My husband was sent at the last minute to Oracle Open World last week in San Francisco, and I, also last minute, decided to join him. It was the longest I have ever been away from my daughter, and while I missed her intensely, it was beautifully luxurious to have no one's needs to meet but my own. I spent a great deal of time wandering from cafe to coffee house, greedily reading. In four days I finished five books and at least four of them I shall review here.
Forgive the double up on the two Abigail Reynolds books I read (always a delight), but I fear I wouldn't get the reviews done any other way. I adore Ms. Reynolds' books (she was the direct inspiration for my own reimagining of Pride and Prejudice), and Mr. Darcy's Refuge is a classic example of her work. Weather is the altered variable in this scenario: Mr. Darcy departs to propose to Elizabeth at the Hunsford parsonage just when an epic storm begins. The two are stranded together for three days, working together to help sustain Mr. Collins' homeless and hungry parishioners. It is the perfect setting for Elizabeth to reevaluate her assumptions about Mr. Darcy.

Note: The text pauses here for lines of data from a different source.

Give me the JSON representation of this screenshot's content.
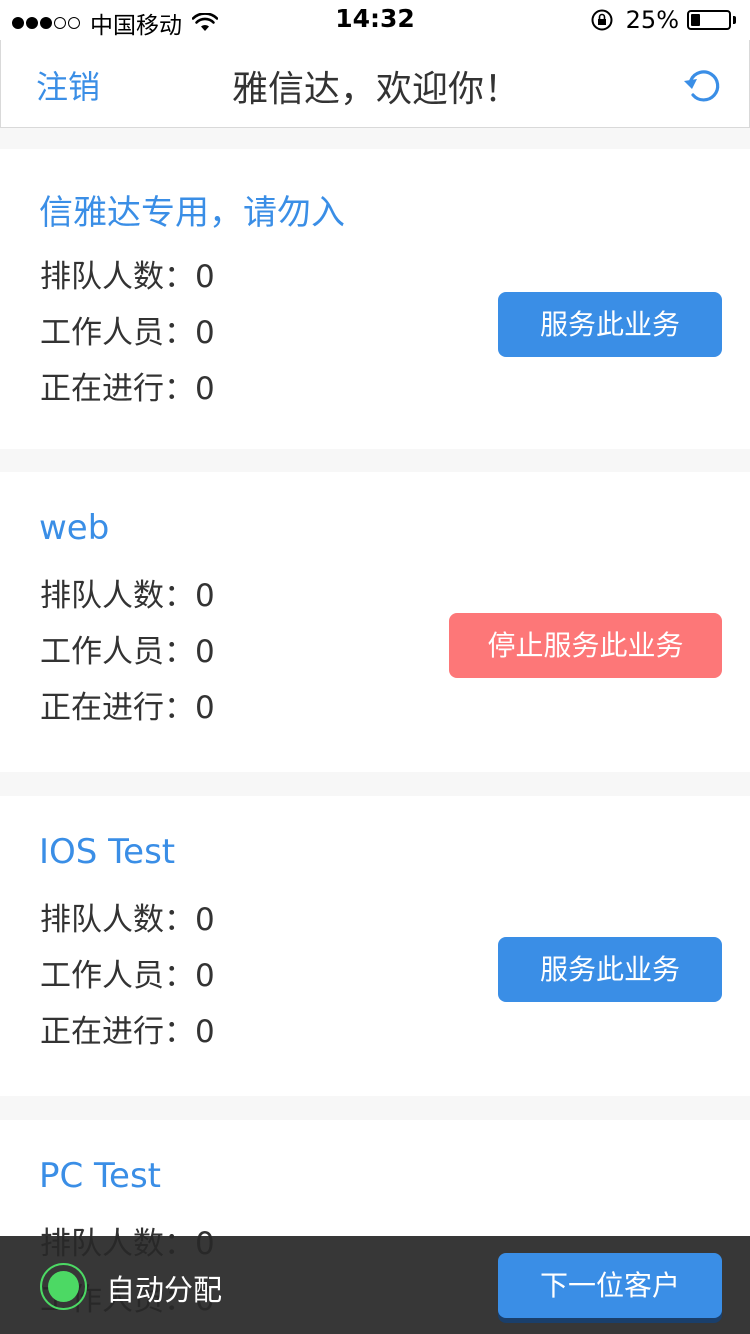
{
  "status_bar": {
    "carrier": "中国移动",
    "time": "14:32",
    "battery": "25%",
    "battery_level": 0.25,
    "signal_bars_filled": 3,
    "signal_bars_total": 5
  },
  "header": {
    "logout_label": "注销",
    "title": "雅信达，欢迎你！",
    "refresh_icon": "refresh-icon"
  },
  "stat_labels": {
    "queue": "排队人数",
    "staff": "工作人员",
    "in_progress": "正在进行",
    "separator": "："
  },
  "services": [
    {
      "name": "信雅达专用，请勿入",
      "queue": "0",
      "staff": "0",
      "in_progress": "0",
      "button": "服务此业务",
      "button_state": "serve"
    },
    {
      "name": "web",
      "queue": "0",
      "staff": "0",
      "in_progress": "0",
      "button": "停止服务此业务",
      "button_state": "stop"
    },
    {
      "name": "IOS Test",
      "queue": "0",
      "staff": "0",
      "in_progress": "0",
      "button": "服务此业务",
      "button_state": "serve"
    },
    {
      "name": "PC Test",
      "queue": "0",
      "staff": "0",
      "in_progress": "",
      "button": "",
      "button_state": "hidden"
    }
  ],
  "bottom_bar": {
    "auto_assign_label": "自动分配",
    "auto_assign_on": true,
    "next_button": "下一位客户"
  },
  "colors": {
    "accent": "#3a8ee6",
    "stop": "#fd7778",
    "toggle_on": "#4cd964"
  }
}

Something unusual in this variation was the portrayal of Darcy uncle, the Earl of Matlock. Usually he is envisioned rather gently - a foil to Lady Catherine's imperiousness - but in Mr. Darcy's Refuge he is rather villainous. It is his machinations, and a sordid history with Mr. Bennet from their school days, that drives our hero and heroine apart. Instead of Darcy and Elizabeth having to reconcile their pride and prejudices, it is the patriarchs of their families that must be forced into reason. There are also some major reevaluations of Bingley and Jane's relationship, which I found very satisfying. The result is an excellent and unique reimagining which I could not put down.
Mr. Darcy's Noble Connections was maybe even better, if only because the plot is more unique amongst Ms. Reynolds' body of work, taking us out of the familiar places and settings and depositing us at Bentham Park, the seat of Lord Bentham, a distant relation of Mr. Darcy and, surprisingly, Mrs. Gardiner. Elizabeth has a history with the daughter of the house, Eleanor, with whom she played as a child until a new step-mother placed distance between the socially unequal friends. Elizabeth receives an urgent note from Eleanor, requesting her immediate presence. Her father has contracted a marriage for her, but Eleanor is in love with their neighbor, Geoffrey Paxton, whose fortune derives from trade. Lord Bentham would never sanction such a marriage, and Elizabeth is asked to act as Eleanor's chaperone as she enjoys what she thinks will be her last few weeks with the love of her life. Mr. Paxton calls on his friend, Mr. Darcy, to do the same.
The time is not long after Darcy's first proposal at Hunsford, so tensions are high as our hero and heroine reluctantly embark on joint subterfuge. The resulting mixups and mayhem are almost more akin to Georgette Heyer than Jane Austen, and I loved every minute of it. What a wildly different take on the classic Pride and Prejudice variation! Also, unlike most of Ms. Reynolds' books, Mr. Darcy's Noble Relations has very little overt sex in it, which I really appreciate (Mr. Darcy's Refuge is a great deal racier). Both books are excellent, and I highly recommend them.
Somehow manage to not have read Abigail Reynolds before, the grand dame of the "What if?" story? Check out my other reviews of her work:
The Man Who Loved Pride and Prejudice
Mr. Darcy's Letter
Mr. Darcy's Obsession
A Pemberley Medley
Pemberley Variations (overview)
This is my ninth review for The Pride & Prejudice Bicentennial Celebration 2013, hosted by Austenprose. Check out my others below:
Bluebells in the Mourning by KaraLynne Mackrory
Pride and Platypus by Vera Nazarian
Mr. Darcy's Little Sister vs. And This Our Life by C. Allyn Pierson
An Unlikely Missionary by Skylar Hamilton Burris
The Disappearance of Georgiana Darcy by Regina Jeffers
The Three Colonels by Jack Caldwell